DOJ, States Sue to Block Airline Merger
(CN) - The $11 billion planned merger of US Airways and American Airlines would likely mean higher ticket prices, fewer seats and more fees for passengers, the Justice Department and six states claimTuesday in a federal antitrust action.
In the lawsuit filed in Washington, D.C., the Justice Department and the attorneys general of six states and the District of Columbia sued US Airways Group and American's parent company, AMR Corp., to block the proposed merger.
The merger announcement in February came a little over a year after AMR filed for Chapter 11 bankruptcy in November 2011. It would create the world's largest airline that would operate under the American name but run by US Airways executives. AMR shareholders would own 72 percent of the new company, and US Airways shareholders would own the remaining 28 percent.
The deal would also cut the number of major domestic airlines from five to four, and reduce the number of "legacy" airlines -- Delta, United, American and US Airways -- from four to three.
"In so doing, it threatens substantial harm to consumers," the Justice Department and states claim. "Because of the size of the industry, if this merger were approved, even a small increase in the price of airline tickets, checked bags, or flight change fees would cause hundreds of millions of dollars of harm to American consumers annually."
Years of consolidation and fewer airlines in the industry have not been a "good thing," as US Airways CEO Doug Parker stated in 2011, according to the lawsuit.
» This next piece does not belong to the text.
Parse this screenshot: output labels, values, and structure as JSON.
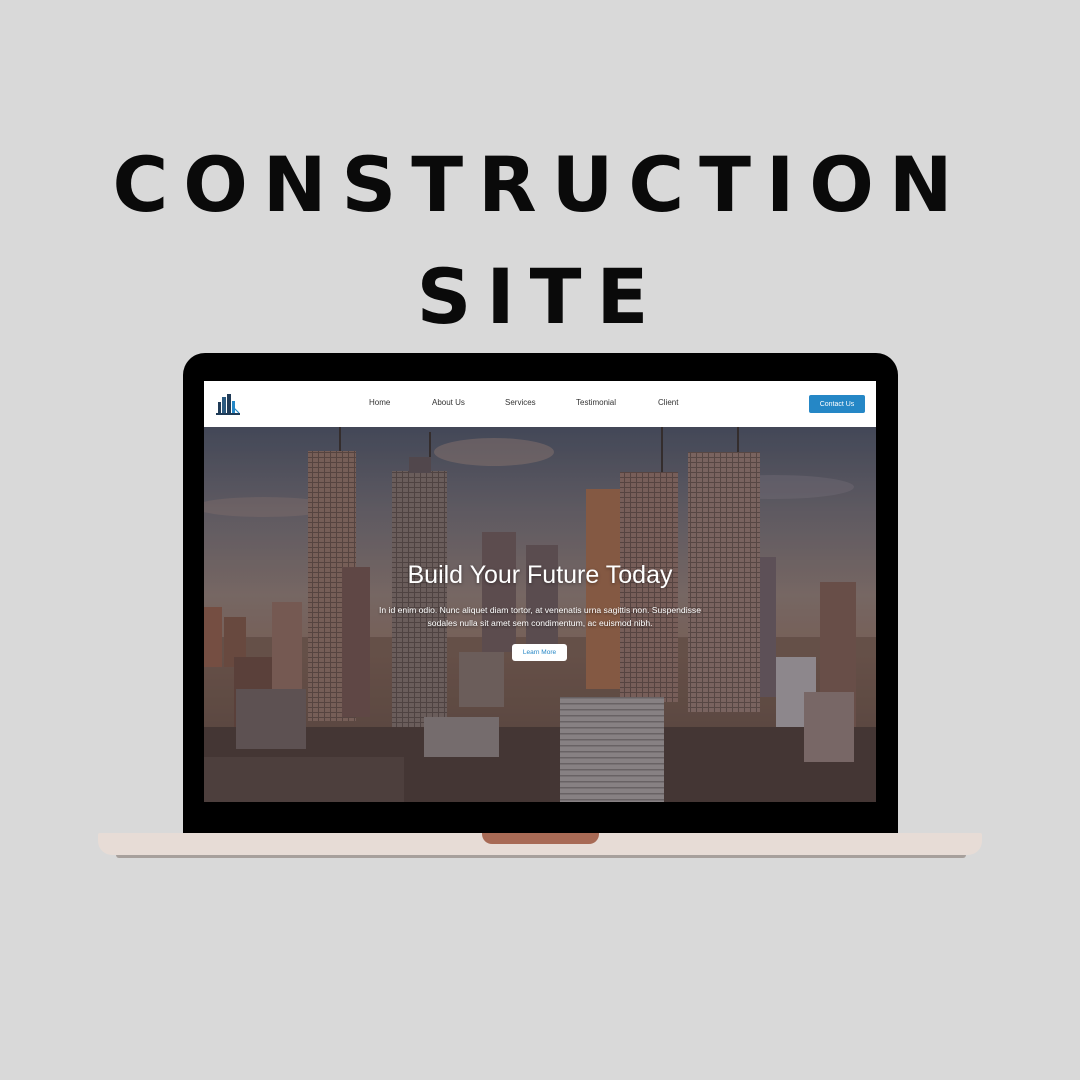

"In essence, industry consolidation has left fewer, more-similar airlines, making it easier for remaining airlines to raise prices, impose new and higher baggage and other ancillary fees, and reduce capacity and service," the lawsuit states.
"This merger will leave three very similar legacy airlines -- Delta, United and the new American -- that past experience shows increasingly prefer tacit coordination over full-throated competition," government officials say.
They say the merger "would make it easier for the remaining airlines to cooperate, rather than compete, on price and service."
"That enhanced cooperation is unlikely to be significantly disrupted by Southwest and JetBlue, which, while offering important competition on the routes they fly, have less extensive domestic and international route networks than the legacy airlines," the lawsuit states.
Federal and state officials say consumers are better off with American's standalone plan to emerge from bankruptcy.
"There is no reason to accept the likely anticompetitive consequences of this merger," they claim. "Both airlines are confident they can and will compete effectively as standalone companies. A revitalized American is fully capable of emerging from bankruptcy proceedings on its own with a competitive cost structure, profitable existing business, and plans for growth."
Attorney General Eric Holder said the Justice Department's lawsuit "is saying that the American people deserve better."
"This transaction would result in consumers paying the price -- in higher airfares, higher fees and fewer choices," he said in a statement Tuesday.
The federal government and states say the proposed merger creates a monopoly in violation of federal antitrust law. They seek an order permanently blocking the two airlines from combining.
The six plaintiff states are Arizona, Florida, Pennsylvania, Tennessee, Texas and Virginia.